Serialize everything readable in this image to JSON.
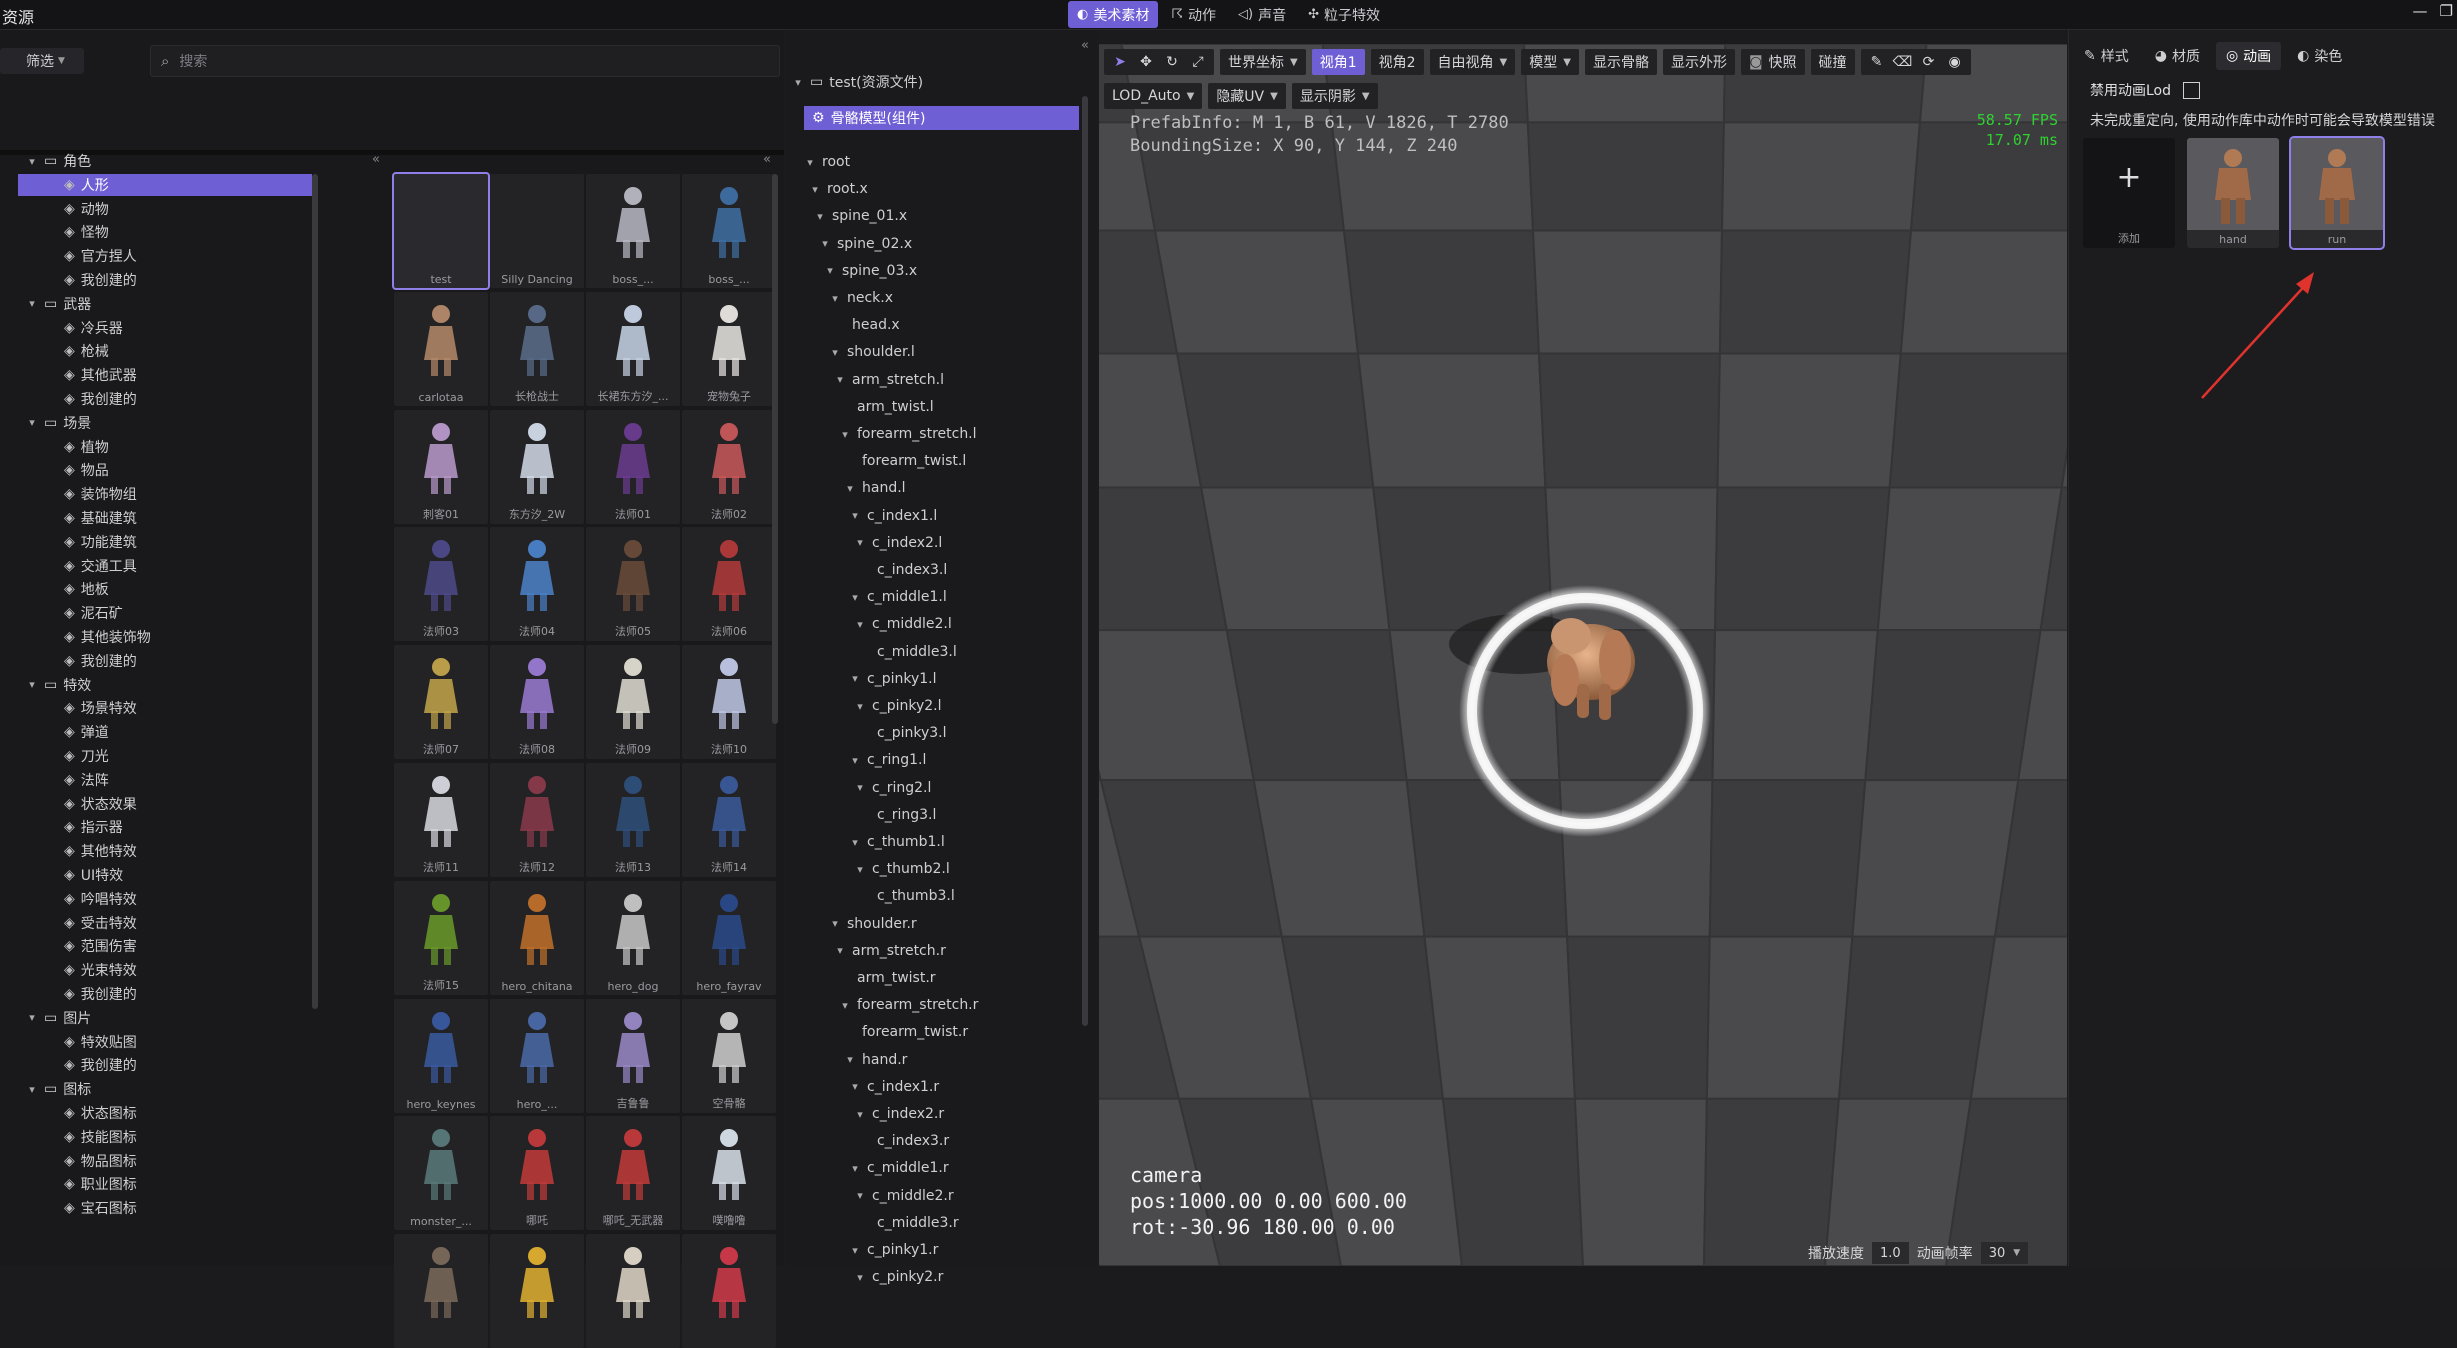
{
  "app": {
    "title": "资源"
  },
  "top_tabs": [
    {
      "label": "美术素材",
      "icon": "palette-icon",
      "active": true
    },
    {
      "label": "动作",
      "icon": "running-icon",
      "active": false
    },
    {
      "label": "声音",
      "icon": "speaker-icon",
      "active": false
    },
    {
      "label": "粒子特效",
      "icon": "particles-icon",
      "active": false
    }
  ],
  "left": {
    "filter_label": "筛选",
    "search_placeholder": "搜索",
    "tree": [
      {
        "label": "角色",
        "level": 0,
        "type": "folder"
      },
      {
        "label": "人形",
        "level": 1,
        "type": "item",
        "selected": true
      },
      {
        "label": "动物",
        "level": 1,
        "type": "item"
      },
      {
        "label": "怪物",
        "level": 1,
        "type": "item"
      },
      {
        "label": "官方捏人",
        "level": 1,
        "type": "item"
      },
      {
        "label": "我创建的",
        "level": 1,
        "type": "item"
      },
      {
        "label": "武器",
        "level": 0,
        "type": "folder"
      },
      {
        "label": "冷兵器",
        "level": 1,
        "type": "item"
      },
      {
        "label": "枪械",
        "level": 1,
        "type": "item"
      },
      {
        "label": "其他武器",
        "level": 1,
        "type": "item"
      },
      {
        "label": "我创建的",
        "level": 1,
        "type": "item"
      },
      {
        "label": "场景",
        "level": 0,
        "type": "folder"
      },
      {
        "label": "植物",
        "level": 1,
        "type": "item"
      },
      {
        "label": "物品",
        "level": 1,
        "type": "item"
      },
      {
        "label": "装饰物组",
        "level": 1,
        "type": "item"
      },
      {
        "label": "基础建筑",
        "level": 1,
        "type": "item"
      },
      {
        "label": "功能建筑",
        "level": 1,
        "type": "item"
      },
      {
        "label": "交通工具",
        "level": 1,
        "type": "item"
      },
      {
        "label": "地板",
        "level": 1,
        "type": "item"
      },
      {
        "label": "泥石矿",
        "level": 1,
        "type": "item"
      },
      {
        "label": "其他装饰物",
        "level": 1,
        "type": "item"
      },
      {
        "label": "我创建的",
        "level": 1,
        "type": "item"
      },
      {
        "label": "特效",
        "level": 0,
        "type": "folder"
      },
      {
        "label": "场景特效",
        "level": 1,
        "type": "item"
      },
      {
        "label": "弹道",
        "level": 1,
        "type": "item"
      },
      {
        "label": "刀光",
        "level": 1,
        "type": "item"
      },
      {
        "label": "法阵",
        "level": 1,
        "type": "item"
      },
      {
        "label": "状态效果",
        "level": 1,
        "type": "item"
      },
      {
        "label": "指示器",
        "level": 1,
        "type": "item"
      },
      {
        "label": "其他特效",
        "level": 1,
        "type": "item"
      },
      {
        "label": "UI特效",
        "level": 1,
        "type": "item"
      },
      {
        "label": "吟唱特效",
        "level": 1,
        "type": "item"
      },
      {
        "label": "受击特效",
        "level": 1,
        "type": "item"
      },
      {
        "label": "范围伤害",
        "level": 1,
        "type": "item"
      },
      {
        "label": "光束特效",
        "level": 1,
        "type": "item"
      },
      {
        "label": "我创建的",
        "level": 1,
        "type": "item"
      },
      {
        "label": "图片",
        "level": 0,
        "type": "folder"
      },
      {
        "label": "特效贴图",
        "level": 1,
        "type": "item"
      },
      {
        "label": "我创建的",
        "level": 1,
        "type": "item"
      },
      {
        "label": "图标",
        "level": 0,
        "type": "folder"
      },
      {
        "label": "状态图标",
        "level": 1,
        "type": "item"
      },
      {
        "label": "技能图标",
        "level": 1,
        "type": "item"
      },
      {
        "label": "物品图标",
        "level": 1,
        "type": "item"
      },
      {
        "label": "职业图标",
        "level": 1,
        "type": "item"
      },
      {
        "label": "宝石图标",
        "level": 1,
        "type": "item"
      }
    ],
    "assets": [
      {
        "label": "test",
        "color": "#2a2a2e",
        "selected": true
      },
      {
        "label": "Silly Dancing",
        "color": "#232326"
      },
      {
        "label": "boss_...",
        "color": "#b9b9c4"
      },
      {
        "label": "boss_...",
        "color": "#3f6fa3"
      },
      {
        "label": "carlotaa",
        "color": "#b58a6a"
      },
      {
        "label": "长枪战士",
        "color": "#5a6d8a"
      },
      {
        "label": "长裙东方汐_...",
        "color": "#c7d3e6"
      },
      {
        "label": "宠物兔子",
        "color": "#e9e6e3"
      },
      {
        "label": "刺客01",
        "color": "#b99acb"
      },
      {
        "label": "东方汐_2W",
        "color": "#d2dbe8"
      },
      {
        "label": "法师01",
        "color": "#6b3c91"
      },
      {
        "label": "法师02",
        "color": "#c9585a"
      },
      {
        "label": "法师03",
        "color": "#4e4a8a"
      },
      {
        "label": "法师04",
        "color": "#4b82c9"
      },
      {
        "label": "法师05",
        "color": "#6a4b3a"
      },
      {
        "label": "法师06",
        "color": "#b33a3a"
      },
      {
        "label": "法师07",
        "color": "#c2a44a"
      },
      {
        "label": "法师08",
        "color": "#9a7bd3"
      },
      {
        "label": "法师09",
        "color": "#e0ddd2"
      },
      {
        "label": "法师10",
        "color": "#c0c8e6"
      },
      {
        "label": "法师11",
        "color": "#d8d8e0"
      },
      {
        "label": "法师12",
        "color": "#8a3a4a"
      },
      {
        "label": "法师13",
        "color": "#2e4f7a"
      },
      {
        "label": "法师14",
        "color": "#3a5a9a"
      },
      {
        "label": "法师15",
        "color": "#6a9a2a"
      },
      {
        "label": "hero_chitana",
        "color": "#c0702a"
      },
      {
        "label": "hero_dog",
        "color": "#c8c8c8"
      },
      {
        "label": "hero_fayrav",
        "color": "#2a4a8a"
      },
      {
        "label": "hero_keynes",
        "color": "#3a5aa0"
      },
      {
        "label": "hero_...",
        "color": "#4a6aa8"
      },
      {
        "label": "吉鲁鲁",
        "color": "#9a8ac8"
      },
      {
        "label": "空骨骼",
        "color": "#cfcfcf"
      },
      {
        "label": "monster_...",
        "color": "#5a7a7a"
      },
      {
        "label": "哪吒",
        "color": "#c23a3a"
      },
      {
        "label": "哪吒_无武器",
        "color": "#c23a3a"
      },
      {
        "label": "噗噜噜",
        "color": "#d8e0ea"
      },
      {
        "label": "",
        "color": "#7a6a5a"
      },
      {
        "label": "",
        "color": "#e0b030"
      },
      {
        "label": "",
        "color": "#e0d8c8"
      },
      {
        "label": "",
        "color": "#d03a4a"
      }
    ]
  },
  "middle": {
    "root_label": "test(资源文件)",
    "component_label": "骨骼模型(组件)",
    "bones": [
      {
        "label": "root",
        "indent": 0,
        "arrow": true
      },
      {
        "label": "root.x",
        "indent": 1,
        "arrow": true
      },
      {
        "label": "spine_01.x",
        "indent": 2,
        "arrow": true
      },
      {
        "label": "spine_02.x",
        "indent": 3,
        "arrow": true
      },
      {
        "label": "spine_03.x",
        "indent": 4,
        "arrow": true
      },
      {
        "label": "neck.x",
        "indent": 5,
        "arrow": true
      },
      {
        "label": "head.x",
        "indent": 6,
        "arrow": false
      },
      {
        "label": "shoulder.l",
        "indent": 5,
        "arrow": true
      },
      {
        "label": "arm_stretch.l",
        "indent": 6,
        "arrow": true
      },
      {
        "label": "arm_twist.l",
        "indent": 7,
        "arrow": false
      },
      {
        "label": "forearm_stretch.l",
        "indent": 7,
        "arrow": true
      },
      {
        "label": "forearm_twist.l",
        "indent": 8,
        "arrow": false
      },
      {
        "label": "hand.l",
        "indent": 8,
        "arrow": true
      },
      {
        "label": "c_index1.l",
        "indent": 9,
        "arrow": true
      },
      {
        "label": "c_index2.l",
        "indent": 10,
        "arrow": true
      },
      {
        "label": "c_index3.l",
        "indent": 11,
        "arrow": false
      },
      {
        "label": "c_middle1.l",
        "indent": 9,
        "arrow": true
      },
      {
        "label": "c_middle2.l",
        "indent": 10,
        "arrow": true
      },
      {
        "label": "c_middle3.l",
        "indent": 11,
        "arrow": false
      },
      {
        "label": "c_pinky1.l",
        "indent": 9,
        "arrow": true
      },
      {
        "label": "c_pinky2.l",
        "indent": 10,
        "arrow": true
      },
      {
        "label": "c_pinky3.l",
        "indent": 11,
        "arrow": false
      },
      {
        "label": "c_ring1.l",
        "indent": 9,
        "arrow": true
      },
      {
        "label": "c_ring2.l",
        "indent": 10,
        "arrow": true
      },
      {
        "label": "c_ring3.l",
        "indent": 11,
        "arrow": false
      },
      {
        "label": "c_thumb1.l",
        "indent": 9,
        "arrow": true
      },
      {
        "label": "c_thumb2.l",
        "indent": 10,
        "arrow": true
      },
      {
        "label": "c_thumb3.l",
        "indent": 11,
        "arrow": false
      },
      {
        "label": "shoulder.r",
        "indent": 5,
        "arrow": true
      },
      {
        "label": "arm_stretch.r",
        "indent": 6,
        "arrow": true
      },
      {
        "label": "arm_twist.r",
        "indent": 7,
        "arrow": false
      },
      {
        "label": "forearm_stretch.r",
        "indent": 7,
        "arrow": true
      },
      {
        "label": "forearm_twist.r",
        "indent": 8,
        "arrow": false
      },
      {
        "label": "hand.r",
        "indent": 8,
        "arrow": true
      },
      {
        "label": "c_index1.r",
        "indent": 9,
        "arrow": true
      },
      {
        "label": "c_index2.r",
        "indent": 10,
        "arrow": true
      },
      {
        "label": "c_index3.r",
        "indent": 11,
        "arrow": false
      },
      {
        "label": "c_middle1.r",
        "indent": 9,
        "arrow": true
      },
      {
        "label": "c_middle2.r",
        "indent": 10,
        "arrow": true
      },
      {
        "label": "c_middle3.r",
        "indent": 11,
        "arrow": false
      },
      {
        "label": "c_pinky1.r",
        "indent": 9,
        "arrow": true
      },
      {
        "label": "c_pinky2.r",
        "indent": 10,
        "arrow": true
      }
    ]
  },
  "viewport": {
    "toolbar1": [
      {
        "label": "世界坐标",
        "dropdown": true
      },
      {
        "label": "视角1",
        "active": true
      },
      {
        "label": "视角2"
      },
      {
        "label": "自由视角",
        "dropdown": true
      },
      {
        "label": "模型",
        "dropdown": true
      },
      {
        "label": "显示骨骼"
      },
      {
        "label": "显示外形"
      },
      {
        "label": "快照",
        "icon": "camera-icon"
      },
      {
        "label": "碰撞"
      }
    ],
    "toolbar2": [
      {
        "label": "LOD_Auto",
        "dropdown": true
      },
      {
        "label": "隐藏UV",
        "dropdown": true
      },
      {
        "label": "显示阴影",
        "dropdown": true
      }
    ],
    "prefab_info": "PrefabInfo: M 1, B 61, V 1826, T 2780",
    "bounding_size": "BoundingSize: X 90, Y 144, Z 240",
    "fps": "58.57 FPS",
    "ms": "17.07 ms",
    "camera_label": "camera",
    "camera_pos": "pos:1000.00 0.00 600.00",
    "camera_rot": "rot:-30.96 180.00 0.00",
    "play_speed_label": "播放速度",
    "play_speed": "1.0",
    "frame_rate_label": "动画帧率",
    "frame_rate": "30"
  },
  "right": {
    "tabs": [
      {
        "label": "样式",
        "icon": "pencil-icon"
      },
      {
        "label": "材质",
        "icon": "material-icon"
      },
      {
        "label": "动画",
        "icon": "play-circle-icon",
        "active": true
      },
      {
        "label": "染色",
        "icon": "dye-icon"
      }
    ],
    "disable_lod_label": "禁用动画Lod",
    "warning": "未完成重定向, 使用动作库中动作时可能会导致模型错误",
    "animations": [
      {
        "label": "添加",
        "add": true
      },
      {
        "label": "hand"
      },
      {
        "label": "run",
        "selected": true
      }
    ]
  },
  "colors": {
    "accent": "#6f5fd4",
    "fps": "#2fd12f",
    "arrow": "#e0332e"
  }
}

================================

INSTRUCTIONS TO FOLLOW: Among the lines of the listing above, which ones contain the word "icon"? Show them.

ANSWER TO THIS TASK:
      "icon": "palette-icon",
      "icon": "running-icon",
      "icon": "speaker-icon",
      "icon": "particles-icon",
        "icon": "camera-icon"
        "icon": "pencil-icon"
        "icon": "material-icon"
        "icon": "play-circle-icon",
        "icon": "dye-icon"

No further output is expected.